* Exercise materials *
____

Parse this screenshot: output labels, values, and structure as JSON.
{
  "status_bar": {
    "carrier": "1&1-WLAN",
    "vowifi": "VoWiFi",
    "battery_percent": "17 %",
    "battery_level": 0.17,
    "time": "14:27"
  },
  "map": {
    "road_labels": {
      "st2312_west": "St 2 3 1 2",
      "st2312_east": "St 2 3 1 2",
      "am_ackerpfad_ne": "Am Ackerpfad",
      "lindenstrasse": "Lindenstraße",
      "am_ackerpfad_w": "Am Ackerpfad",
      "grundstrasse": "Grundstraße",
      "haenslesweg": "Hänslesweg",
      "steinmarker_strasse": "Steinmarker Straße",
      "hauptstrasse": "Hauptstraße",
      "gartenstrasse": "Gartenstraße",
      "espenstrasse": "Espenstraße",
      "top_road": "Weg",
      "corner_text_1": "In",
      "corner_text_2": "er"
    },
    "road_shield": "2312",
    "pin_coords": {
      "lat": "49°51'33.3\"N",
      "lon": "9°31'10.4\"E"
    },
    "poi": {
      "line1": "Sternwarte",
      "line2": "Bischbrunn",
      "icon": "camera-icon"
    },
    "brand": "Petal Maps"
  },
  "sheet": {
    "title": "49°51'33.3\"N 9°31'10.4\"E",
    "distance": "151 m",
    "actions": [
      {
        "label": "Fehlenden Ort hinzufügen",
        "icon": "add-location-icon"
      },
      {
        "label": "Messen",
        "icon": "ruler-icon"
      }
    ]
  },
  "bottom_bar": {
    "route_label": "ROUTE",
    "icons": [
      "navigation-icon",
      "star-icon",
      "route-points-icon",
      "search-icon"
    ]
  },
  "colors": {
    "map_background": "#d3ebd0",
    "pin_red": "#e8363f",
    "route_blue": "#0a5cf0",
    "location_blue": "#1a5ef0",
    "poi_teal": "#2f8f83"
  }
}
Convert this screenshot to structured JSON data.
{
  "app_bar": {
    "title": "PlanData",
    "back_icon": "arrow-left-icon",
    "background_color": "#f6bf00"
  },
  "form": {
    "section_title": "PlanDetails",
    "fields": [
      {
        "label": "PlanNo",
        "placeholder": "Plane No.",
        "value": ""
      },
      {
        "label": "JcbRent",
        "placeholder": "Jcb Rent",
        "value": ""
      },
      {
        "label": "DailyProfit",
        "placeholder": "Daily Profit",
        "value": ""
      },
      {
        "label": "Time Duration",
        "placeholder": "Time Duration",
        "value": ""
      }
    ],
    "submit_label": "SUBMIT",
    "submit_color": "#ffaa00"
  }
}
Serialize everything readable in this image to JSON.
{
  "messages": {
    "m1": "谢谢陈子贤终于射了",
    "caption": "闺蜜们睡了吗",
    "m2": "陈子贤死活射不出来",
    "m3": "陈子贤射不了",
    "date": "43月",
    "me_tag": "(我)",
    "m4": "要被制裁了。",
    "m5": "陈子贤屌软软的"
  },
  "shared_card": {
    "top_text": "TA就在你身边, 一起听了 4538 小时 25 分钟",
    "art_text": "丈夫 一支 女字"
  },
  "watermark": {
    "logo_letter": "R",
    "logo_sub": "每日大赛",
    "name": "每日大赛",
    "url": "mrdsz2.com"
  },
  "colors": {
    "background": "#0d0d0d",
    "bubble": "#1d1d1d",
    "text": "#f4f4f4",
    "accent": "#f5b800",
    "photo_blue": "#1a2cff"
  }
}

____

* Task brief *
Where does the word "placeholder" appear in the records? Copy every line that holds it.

* Answer box *
        "placeholder": "Plane No.",
        "placeholder": "Jcb Rent",
        "placeholder": "Daily Profit",
        "placeholder": "Time Duration",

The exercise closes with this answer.